Farhadi's home nation is one of seven affected by a temporary 90-day immigration ban President Trump put into effect Friday by executive order. The ban, which also affects people traveling from Iraq, Syria, Yemen, Sudan, Libya and Somalia, affects individuals seeking any form of entry into the country, including a temporary visa.

Farhadi's film is his third Oscar nomination. He won Best Foreign Language Film in 2012 for his fifth feature, A Separation.

When nominated, Farhadi expressed his happiness over the honor in a statement, saying, "What I have strived for in my filmmaking has always been to create a sense of empathy toward my characters. Empathy meaning understanding the conditions and situations of other human beings who very much resemble us."

Previously, Farhadi said he had planned to attend the ceremony and use the platform to voice his opposition to "unjust" policies already adopted by President Trump's administration. He changed his mind upon hearing of Friday's executive order, which he said added even more "ifs and buts which are in no way acceptable to me even if exceptions were to be made for my trip."

The Academy of Motion Picture Arts and Sciences on Monday afternoon bemoaned that Farhadi might be banned from attending the Oscars. "The Academy celebrates achievement in the art of filmmaking, which seeks to transcend borders and speak to audiences around the world, regardless of national, ethnic, or religious differences," said the Academy.

"As supporters of filmmakers—and the human rights of all people—around the globe, we find it extremely troubling that Asghar Farhadi, the director of the Oscar-winning film from Iran A Separation, along with the cast and crew of this year's Oscar-nominated film The Salesman, could be barred from entering the country because of their religion or country of origin."

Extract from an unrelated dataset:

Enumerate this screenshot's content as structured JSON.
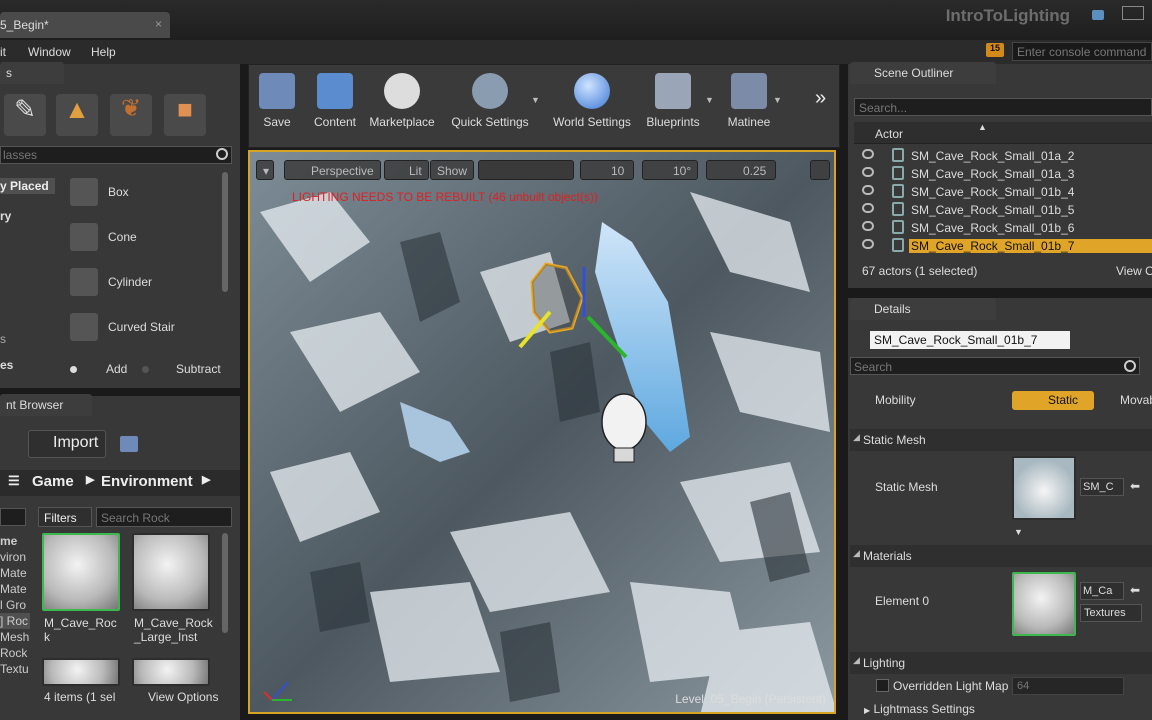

Farhadi, 45, is known for films that examine relationships in contemporary Iran. His stories are populated by young, well-educated Iranians navigating the demands of marriage. His seventh feature as director, The Salesman, stars frequent Farhadi collaborators Shahab Hosseini and Taraneh Alidoosti as married actors starring in a new stage production of Arthur Miller's Death of a Salesman. The film follows the effects, both personal and professional, of a domestic crisis involving the police.

In his statement, Farhadi criticized the actions of "hard-liners" across the world. "Hard-liners, despite their nationalities, political arguments and wars, regard and understand the world in very much the same way," he said. "In order to understand the world, they have no choice but to regard it via an 'us and them' mentality, which they use to create a fearful image of 'them' and inflict fear in the people of their own countries."

The Trump administration has not released a response to statements either by Farhadi or the Academy.